Although the numbers of pregnant women who are suffering gestational diabetes is on the rise, they are not entitled to free medical equipment to monitor their blood sugar levels under the Maternity and Infant Scheme.
The Department of Health pointed out that the Maternity and Infant Scheme provides that all pregnant women have a schedule of free visits to their GP – six visits for first pregnancies and seven for subsequent pregnancies.
In addition, there is provision for an extra five consultations where a condition related to pregnancy such as gestational diabetes occurs. The scheme also provides for a two-week baby check and a six-week mother and infant check.
The scheme does not provide cover for medical equipment. However, patients with medical cards have associated medications covered and glucose monitoring equipment (glucometers) is made available through hospital diabetic clinics for all expectant mothers suffering from gestational diabetes.
Where the expectant mother does not hold a medical card, the strips (to be used in conjunction with the glucometer) have to be paid for by the patient (approximate cost of €44 for pack of 50).
The spokesman said that for non-medical card holders "the drug payment scheme provides that no individual or family pays more than €144 per calendar month towards the cost of approved prescribed medicines and appliances".

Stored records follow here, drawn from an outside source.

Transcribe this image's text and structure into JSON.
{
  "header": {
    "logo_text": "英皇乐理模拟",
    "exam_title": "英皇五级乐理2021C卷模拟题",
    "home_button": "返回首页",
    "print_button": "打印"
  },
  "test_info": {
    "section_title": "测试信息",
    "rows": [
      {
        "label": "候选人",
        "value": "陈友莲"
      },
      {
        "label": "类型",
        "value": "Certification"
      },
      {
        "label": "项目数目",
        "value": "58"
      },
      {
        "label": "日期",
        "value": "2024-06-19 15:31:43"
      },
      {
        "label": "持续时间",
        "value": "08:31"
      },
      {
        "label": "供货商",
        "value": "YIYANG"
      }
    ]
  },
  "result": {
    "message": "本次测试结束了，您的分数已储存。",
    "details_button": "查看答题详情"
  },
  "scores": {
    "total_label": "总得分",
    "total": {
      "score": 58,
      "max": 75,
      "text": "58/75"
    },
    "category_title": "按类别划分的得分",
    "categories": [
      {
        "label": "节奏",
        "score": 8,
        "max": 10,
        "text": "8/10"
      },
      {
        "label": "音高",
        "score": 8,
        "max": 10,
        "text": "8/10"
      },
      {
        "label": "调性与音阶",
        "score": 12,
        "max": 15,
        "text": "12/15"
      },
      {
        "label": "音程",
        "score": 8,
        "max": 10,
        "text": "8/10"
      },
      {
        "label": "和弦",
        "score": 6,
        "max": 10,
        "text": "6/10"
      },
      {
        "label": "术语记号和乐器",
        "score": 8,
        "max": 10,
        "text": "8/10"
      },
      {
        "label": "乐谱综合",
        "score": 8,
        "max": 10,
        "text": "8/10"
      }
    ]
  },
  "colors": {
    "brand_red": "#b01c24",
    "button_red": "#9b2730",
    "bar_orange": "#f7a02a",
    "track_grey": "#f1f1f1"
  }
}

Gestational diabetes can be kept at bay with diet and exercise. However, some will need medication to control blood glucose levels. If gestational diabetes is not detected and controlled, it can increase the risk of birth complications, such as babies being large for their gestational age.